“If you’re busy thinking about the so-called Muslim threat in Myanmar, you probably won’t be worried about the widespread land grabs taking place, resource extractions by multi-national corporations, the upcoming 2015 elections, and much-needed reforms to the constitution,” U Thein Win Aung, an analyst from Mandalay, said in the report.

“Lots of people recognise that the 969 movement has a history of inciting riots … and once Wirathu posted the [rape] allegation to Facebook, the local civil groups alerted others to the coming storm,” said Roger Normand, executive director of Justice Trust.

Mandalay is far from the only orchestrated incident. Myanmar has a long history of military regimes employing the “dual threat of external intervention and internal disintegration” to ensure control, according to the report. Famed examples of such diversions include General Ne Win’s anti-Chinese riots in the 1960s to distract from a countrywide rice shortage, and Buddhist-Muslim tensions after democratic mass uprising in 1988.

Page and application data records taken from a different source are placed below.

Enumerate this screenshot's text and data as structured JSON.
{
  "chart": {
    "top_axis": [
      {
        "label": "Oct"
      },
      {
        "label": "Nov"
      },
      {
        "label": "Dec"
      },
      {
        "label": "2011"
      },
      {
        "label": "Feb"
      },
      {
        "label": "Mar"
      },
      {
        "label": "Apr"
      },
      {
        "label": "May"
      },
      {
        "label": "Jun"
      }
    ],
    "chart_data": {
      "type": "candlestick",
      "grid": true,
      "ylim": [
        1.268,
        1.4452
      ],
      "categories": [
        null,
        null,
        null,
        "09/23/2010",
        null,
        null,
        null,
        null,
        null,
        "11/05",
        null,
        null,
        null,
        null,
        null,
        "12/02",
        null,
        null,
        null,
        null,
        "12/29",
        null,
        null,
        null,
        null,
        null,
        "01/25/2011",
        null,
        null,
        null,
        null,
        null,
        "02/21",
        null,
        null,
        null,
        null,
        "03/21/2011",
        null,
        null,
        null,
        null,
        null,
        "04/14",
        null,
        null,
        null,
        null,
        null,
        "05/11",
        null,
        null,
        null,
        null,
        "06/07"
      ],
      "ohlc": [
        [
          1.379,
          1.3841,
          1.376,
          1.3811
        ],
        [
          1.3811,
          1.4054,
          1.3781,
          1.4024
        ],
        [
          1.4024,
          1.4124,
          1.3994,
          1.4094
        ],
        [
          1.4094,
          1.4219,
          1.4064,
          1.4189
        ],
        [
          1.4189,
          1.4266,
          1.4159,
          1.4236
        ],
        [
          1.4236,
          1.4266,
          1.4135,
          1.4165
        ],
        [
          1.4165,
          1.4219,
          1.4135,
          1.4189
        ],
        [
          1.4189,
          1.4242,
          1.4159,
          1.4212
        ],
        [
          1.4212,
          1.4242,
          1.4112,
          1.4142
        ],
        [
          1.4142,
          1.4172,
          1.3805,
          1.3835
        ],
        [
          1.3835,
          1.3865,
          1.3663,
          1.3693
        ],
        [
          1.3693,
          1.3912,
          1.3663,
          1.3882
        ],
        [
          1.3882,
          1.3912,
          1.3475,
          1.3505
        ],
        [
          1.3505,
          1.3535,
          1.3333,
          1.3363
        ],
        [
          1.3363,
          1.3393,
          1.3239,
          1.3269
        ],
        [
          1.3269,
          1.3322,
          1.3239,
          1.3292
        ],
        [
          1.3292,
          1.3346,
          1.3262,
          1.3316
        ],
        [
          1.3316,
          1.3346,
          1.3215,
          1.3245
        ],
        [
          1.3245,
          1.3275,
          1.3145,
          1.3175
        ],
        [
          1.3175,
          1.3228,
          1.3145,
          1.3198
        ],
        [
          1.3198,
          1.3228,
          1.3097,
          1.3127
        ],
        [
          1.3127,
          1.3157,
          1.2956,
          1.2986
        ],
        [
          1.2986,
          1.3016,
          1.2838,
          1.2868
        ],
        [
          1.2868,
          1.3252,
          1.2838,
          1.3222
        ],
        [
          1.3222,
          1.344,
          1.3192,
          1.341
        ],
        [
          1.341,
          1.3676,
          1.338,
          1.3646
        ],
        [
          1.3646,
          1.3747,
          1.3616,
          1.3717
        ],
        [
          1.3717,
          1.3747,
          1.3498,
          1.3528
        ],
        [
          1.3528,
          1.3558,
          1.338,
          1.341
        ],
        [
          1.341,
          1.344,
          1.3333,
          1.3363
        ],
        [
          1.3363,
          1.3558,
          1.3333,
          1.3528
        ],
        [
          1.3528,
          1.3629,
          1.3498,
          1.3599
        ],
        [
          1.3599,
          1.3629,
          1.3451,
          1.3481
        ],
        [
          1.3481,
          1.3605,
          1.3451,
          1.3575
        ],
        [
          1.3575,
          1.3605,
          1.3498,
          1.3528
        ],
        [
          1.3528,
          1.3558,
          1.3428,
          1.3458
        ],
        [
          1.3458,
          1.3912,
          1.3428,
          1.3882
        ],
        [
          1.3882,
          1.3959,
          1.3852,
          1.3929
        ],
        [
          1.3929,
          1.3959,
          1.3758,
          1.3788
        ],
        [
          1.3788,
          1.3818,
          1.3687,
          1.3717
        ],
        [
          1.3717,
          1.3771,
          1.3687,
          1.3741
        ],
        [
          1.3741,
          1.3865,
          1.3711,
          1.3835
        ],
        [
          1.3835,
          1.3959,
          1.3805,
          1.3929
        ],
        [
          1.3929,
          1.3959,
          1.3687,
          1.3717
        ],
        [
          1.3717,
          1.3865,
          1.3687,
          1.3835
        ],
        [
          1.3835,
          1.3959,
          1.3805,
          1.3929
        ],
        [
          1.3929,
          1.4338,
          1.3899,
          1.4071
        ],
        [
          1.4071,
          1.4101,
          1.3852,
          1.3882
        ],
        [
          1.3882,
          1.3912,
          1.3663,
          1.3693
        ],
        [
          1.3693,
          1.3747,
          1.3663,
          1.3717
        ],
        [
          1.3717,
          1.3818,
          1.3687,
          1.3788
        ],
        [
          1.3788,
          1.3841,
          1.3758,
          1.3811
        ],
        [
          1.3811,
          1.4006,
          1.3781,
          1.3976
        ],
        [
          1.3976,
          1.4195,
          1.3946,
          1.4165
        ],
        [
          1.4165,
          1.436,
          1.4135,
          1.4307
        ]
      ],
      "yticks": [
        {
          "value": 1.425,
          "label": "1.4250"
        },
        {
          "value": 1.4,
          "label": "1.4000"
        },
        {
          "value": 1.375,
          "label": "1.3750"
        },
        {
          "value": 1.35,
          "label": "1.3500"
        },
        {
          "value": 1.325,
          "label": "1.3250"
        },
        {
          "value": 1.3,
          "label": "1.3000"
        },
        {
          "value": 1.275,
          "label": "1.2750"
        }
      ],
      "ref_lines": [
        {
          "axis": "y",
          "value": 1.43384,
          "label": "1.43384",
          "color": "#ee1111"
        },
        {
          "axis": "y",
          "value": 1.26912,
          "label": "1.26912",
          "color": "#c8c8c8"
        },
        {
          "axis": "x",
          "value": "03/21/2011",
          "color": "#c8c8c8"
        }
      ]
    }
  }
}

“Buddhist anti-Muslim actions in Myanmar are not new – they have surfaced periodically in recent decades,” said Southeast Asia historian Peter Coclanis.

“Adding to … historical factors, obviously, are more immediate factors having to do with ethnic scapegoating, the desire to ramp up Buddhist Bamar national feeling [and] short-run political advantage in the run-up to the election.”

In January, US assistant secretary of state Tom Malinowski warned that by inflaming radical religious divides Myanmar is stoking the flames of a fire it isn’t ready to handle.

“The use of religion in particular, to divide people - whether it is done for political or any other purposes, is incredibly dangerous, particularly in an election year,” he said.

However, Mr Normand from Justice Trust said such chaos might be exactly what the crony networks of the “hidden hands” are trying to whip up for their own benefit.

“For some, the minority hard-liners, sectarian riots spinning out of control will likely improve their electoral chances, but for those with a vision of long-term good for the country it’s very dangerous,” he said.

“Once these things are out, they cannot just be pushed back in the bottle.”